Quebec was the latest Canadian province on Friday to order a ban on the sale of Russian alcohol as governments around the world are looking for ways to show solidarity with the people of Ukraine to and send a strong message to the president of Russia. 

Eric Girard, Quebec's finance minister, said in a tweet on Friday that he has requested the Société des alcools du Québec (SAQ) "to withdraw all products that come from Russia."

The SAQ told CTV News it would remove the "10 or so Russian products from Russia" sold in its stores as soon as possible at the request of the government. 

Earlier in the day, Premier François Legault was asked about a possible boycott, telling reporters that he was indeed looking for ways "to penalize the economy of Russia and Mr. Putin."

The premier acknowledged that measures taken by Quebec, such as a boycott, wouldn't have a tremendous effect on the Russian government.

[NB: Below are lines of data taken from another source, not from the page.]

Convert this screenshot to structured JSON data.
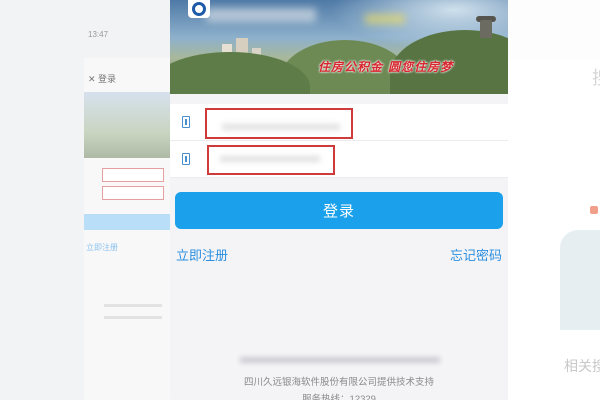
{
  "header": {
    "slogan": "住房公积金 圆您住房梦"
  },
  "form": {
    "username": {
      "value": "",
      "placeholder": ""
    },
    "password": {
      "value": "",
      "placeholder": ""
    }
  },
  "actions": {
    "login_label": "登录",
    "register_label": "立即注册",
    "forgot_label": "忘记密码"
  },
  "footer": {
    "tech_support": "四川久远银海软件股份有限公司提供技术支持",
    "hotline": "服务热线：12329"
  },
  "background_left": {
    "time": "13:47",
    "close_label": "✕ 登录",
    "login_label": "",
    "register_label": "立即注册"
  },
  "background_right": {
    "char": "搜",
    "label": "相关搜"
  },
  "colors": {
    "primary_button": "#1ba1ec",
    "link": "#2a8fe0",
    "highlight_border": "#cf3b3b",
    "slogan": "#d8262e",
    "logo": "#1e5aa8"
  },
  "icons": {
    "field_icon": "phone-icon",
    "logo": "logo-icon"
  }
}
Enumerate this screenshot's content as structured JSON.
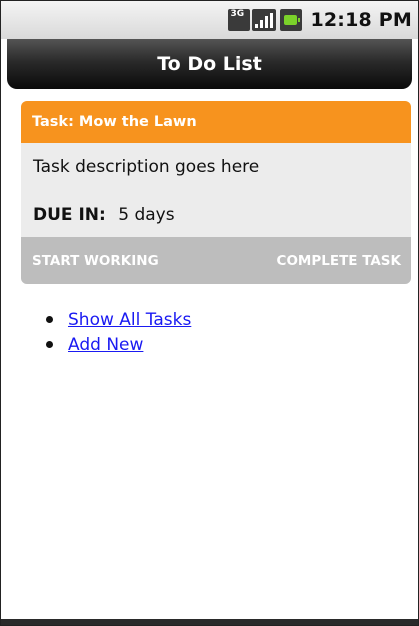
{
  "status_bar": {
    "network_label": "3G",
    "clock": "12:18 PM",
    "battery_color": "#7bd12a"
  },
  "header": {
    "title": "To Do List"
  },
  "task": {
    "title": "Task: Mow the Lawn",
    "description": "Task description goes here",
    "due_label": "DUE IN:",
    "due_value": "5 days",
    "header_color": "#f7931e",
    "actions": {
      "start_label": "START WORKING",
      "complete_label": "COMPLETE TASK"
    }
  },
  "links": [
    {
      "label": "Show All Tasks"
    },
    {
      "label": "Add New"
    }
  ]
}
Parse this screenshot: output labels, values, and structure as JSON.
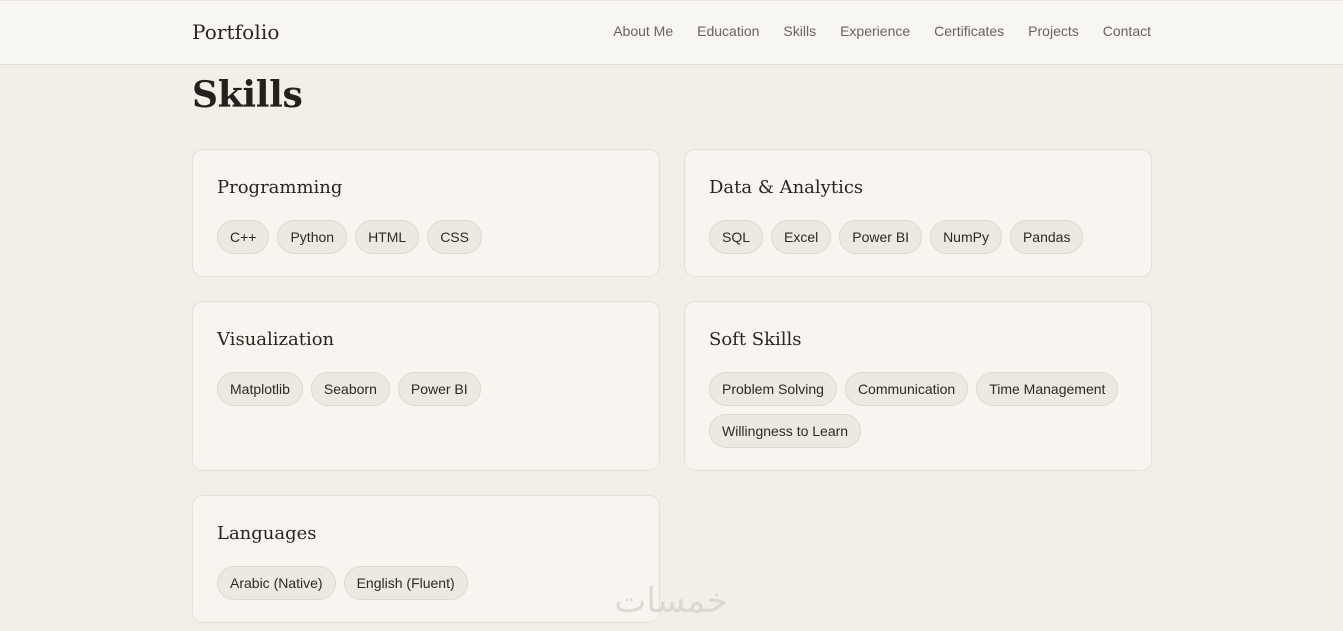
{
  "header": {
    "brand": "Portfolio",
    "nav": [
      "About Me",
      "Education",
      "Skills",
      "Experience",
      "Certificates",
      "Projects",
      "Contact"
    ]
  },
  "page": {
    "title": "Skills"
  },
  "cards": {
    "programming": {
      "title": "Programming",
      "chips": [
        "C++",
        "Python",
        "HTML",
        "CSS"
      ]
    },
    "data": {
      "title": "Data & Analytics",
      "chips": [
        "SQL",
        "Excel",
        "Power BI",
        "NumPy",
        "Pandas"
      ]
    },
    "visualization": {
      "title": "Visualization",
      "chips": [
        "Matplotlib",
        "Seaborn",
        "Power BI"
      ]
    },
    "soft": {
      "title": "Soft Skills",
      "chips": [
        "Problem Solving",
        "Communication",
        "Time Management",
        "Willingness to Learn"
      ]
    },
    "languages": {
      "title": "Languages",
      "chips": [
        "Arabic (Native)",
        "English (Fluent)"
      ]
    }
  },
  "watermark": {
    "text": "خمسات"
  }
}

"We're talking about not more than a couple hundred million dollars," the premier said. "The real challenge is about gas and oil in Europe that is coming mainly from Russia, so how can they stop having this procurement?"

At least two provinces -- Ontario and Nova Scotia -- also announced Friday they were pulling Russian-made products from their government-run liquor store shelves.

The leader of the Parti Quebecois was one of several politicians in Canada to call for a full boycott of Russian liquor as a symbolic statement to the Putin regime. Pierre St-Pierre Plamondon said the ban would be a sign of support for Ukraine, which was invaded by Russian military forces on Wednesday.

“We need to send a stronger signal,” St-Pierre Plamondon wrote above a photo of the Ukrainian flag in the tweet.


The Ontario premier said the discussion to ban Russian products started when he started seeing calls on social media on Thursday for boycotts, something the honorary consul of Ukraine in Montreal said can have an impact on the Russian state.

"I think Russia needs to be isolated. And it's a series of these smaller steps and bigger steps -- a combination of both -- that will actually work," Eugene Czolij told CTV News. 

"So, absolutely, all steps that isolate Russia [that do not] enable it to raise funds in order to support Putin's war chest is helpful in this situation."

Nadine Girault, Quebec’s minister of international relations, said Friday the Ukrainian flag would be raised at the National Assembly in Quebec City to show solidarity with the European country.

Later, Legault also wrote on Twitter that he'd asked the Olympic Stadium in Montreal to shine Ukraine's national colours as lights from the top of its tower.

The venue later posted a photo showing the results.